“My goal is to create abstract sculptural jewelry that is lively, visually interesting, and comfortable, work that adds a bit of happiness to life. Jewelry doesn’t mean much unless it is worn, and I like to think of the person who puts on one of my pins, necklaces, or pairs of earrings as enhancing the piece, adding who they are to the piece’s artistic identity.”
As an art history graduate student, what fascinated me most were the metal objects I saw illustrated in books and exhibited in museums. Occasionally, when I was lucky enough to get into a museum’s back room, I could put on a pair of white gloves and pick up a metal piece; a censor, a centuries old weapon or broach, feel its weight, turn it in the light and study the parts that moved. Who made these pieces, I wondered, and more important, how did they do it? To find out, I enrolled in a beginning jewelry class and immediately fell in love. I loved the studio, tools, materials and most of all, the creative act that began with an idea and ended, to my astonishment, with an actual object. The notion of making something was extremely compelling and very different from my bookish past. I began to think it possible to move away from academics and make a career for myself as a jeweler.
Most of the time I’m in my workshop thinking up new designs, solving technical problems and filling orders.
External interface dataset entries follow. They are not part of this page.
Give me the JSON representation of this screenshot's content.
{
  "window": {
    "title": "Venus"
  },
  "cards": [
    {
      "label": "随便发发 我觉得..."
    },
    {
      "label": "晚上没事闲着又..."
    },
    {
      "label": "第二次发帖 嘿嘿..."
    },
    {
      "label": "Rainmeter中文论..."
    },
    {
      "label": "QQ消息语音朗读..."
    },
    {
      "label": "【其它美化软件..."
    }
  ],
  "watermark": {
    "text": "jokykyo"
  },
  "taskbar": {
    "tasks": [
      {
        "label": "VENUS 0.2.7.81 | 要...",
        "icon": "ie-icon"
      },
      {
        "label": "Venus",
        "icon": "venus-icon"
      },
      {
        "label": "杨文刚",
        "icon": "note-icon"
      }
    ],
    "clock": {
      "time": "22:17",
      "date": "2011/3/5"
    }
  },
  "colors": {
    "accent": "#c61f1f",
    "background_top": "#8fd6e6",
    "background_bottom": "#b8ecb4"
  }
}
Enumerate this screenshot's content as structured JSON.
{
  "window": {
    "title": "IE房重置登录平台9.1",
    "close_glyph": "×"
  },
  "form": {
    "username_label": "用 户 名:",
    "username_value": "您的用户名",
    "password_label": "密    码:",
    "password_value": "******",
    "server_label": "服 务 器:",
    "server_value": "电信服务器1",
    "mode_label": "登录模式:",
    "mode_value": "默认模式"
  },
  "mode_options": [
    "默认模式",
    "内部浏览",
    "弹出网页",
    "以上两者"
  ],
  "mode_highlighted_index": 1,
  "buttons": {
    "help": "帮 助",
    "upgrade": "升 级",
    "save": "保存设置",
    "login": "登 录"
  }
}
But occasionally I step back from what’s in front of me. Then I imagine myself as one small part of the long line of craftspeople, makers of objects that have been significant for individuals and the social groups they’re a part of, a long line of makers that stretches forward and backward through time as far as we can imagine.